  6. Collar, N. J. and Stuart, S. N. (1988) Key Forests for Threatened Birds in Africa. ICBP Monograph No. 3. ICBP, Cambridge, UK. 102 pp.Google Scholar
  7. Crowe, T. M. and Crowe, A. A. (1982) Patterns of distribution, diversity and endemism in Afrotropical birds. Journal of Zoology, London 198: 417–42.Google Scholar
  8. Frost, D. R. (ed.) (1985) Amphibian Species of the World: a taxonomic and geographical reference. Allen Press Inc. and The Association of Systematics Collections, Lawrence, Kansas, USA.Google Scholar
  9. Gartshore, M. E. (1986) Status of the montane herpetofauna of the Cameroon highlands. In: Stuart, S. N. (ed.) Conservation of Cameroon Montane Forests. ICBP, Cambridge, UK. 204–240.Google Scholar
  10. Guillaumet, J. L. (1967) Recherches sur la Végétation et la Flore de la Région du Bas-Cavally (Côte d’Ivoire). Mémoires ORSTOM No. 20, Paris, France.Google Scholar
  11. Hamilton, A. C. (1981) The Quaternary history of African forests: its relevance to conservation. African Journal of Ecology 19: 1–6.CrossRefGoogle Scholar
  12. Harcourt, C. and Thornback, J. (1990) Lemurs of Madagascar and the Comoros. The IUCN Red Data Book. IUCN, Gland, Switzerland and Cambridge, UK.Google Scholar
  13. Jenkins, M. D. (1987) Madagascar: An Environmental Profile. IUCN/UNEP/WWF, Cambridge, UK.Google Scholar
  14. Jensen, F. P. and Stuart, S. N. (1986) The origin and evolution of the Cameroon montane forest avifauna. In: Stuart, S. N. (ed.) Conservation of Cameroon Montane Forests. ICBP, Cambridge, UK. 28–37.Google Scholar
  15. Lee, P. C, Thornback, L. J. and Bennett, E. L. (1988) Threatened Primates of Africa. The IUCN Red Data Book. IUCN, Gland, Switzerland and Cambridge, UK.Google Scholar
  16. Polhill, R. M. (1968) Tanzania. In: Hedberg, I. and Hedberg, O. (eds) Conservation of Vegetation in Africa South of the Sahara. Acta Phytogeographica Suecica 54.Google Scholar
  17. Rabinowitz, P. D. , Cotlin, M. F. and Falvey, D. (1983) The separation of Madagascar and Africa. Science 220: 67–69.CrossRefGoogle Scholar
  18. Schiotz, A. (1967) The treefrogs (Rhacophoridae) of West Africa. Spolia Zoologica Musei Hauniensis 25: 1–346.Google Scholar
  19. Wells, S. M., Pyle, R. M. and Collins, N. M. (1983) The IUCN Invertebrate Red Data Book. IUCN, Cambridge, UK and Gland, Switzerland.Google Scholar
  20. White, F. (1983) The Vegetation of Africa: a descriptive memoir to accompany the Unesco/AETFAT/UN SO vegetation map of Africa. Unesco, Paris, France. 356 pp. + 4 maps.Google Scholar

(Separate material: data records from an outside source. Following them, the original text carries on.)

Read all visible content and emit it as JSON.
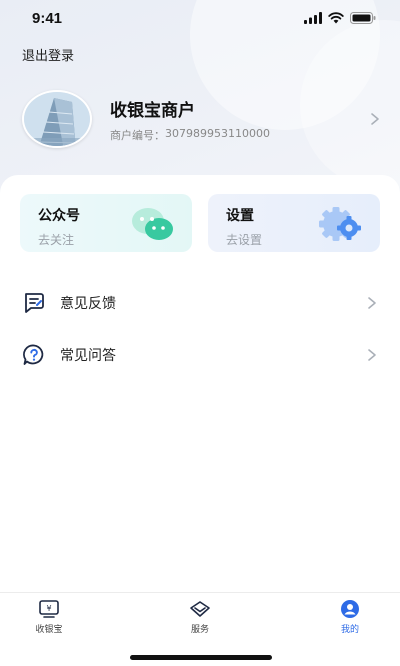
{
  "status_bar": {
    "time": "9:41"
  },
  "header": {
    "logout_label": "退出登录",
    "merchant_name": "收银宝商户",
    "merchant_id_label": "商户编号：",
    "merchant_id_value": "307989953110000"
  },
  "cards": [
    {
      "title": "公众号",
      "subtitle": "去关注",
      "icon": "wechat-icon"
    },
    {
      "title": "设置",
      "subtitle": "去设置",
      "icon": "gear-icon"
    }
  ],
  "menu": [
    {
      "label": "意见反馈",
      "icon": "feedback-icon"
    },
    {
      "label": "常见问答",
      "icon": "faq-icon"
    }
  ],
  "tabbar": {
    "items": [
      {
        "label": "收银宝",
        "icon": "register-icon",
        "active": false
      },
      {
        "label": "服务",
        "icon": "service-icon",
        "active": false
      },
      {
        "label": "我的",
        "icon": "profile-icon",
        "active": true
      }
    ]
  },
  "colors": {
    "accent": "#2e6be6",
    "wechat_green": "#38c9a0",
    "gear_blue": "#4d8ef0"
  }
}
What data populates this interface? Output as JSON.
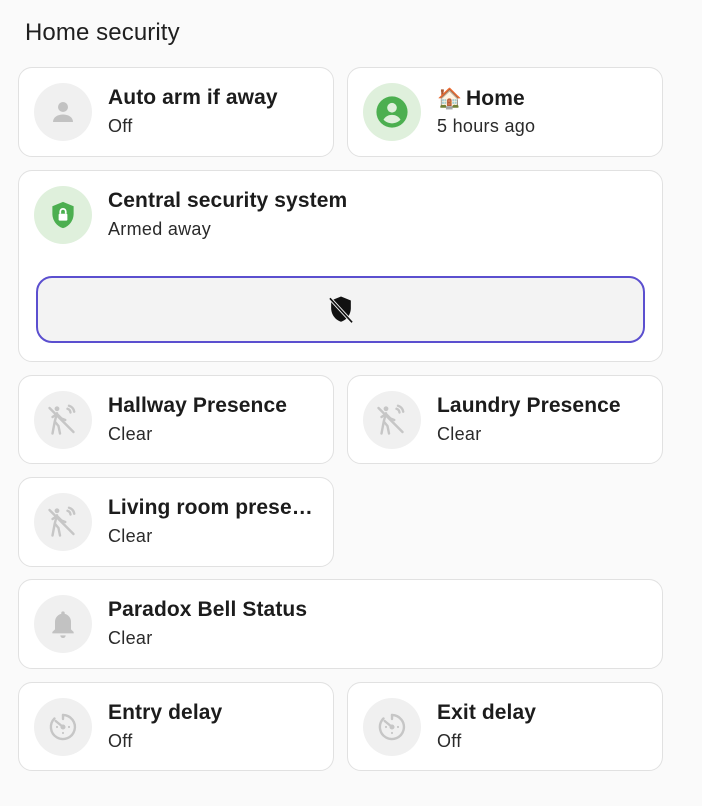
{
  "section": {
    "title": "Home security"
  },
  "colors": {
    "accent": "#5b4fcf",
    "green": "#4caf50",
    "icon_gray": "#c2c2c2"
  },
  "cards": {
    "auto_arm": {
      "name": "Auto arm if away",
      "state": "Off",
      "icon": "account-icon"
    },
    "home": {
      "emoji": "🏠",
      "name": "Home",
      "state": "5 hours ago",
      "icon": "person-circle-icon"
    },
    "central": {
      "name": "Central security system",
      "state": "Armed away",
      "icon": "shield-lock-icon",
      "action_icon": "shield-off-icon"
    },
    "hallway": {
      "name": "Hallway Presence",
      "state": "Clear",
      "icon": "motion-sensor-off-icon"
    },
    "laundry": {
      "name": "Laundry Presence",
      "state": "Clear",
      "icon": "motion-sensor-off-icon"
    },
    "living": {
      "name": "Living room presence",
      "state": "Clear",
      "icon": "motion-sensor-off-icon"
    },
    "bell": {
      "name": "Paradox Bell Status",
      "state": "Clear",
      "icon": "bell-icon"
    },
    "entry": {
      "name": "Entry delay",
      "state": "Off",
      "icon": "timer-icon"
    },
    "exit": {
      "name": "Exit delay",
      "state": "Off",
      "icon": "timer-icon"
    }
  }
}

Copyright information

© IUCN 1992

Authors and Affiliations

  • Martin Jenkins
    • 1
  1. 1.CambridgeUK

Personalised recommendations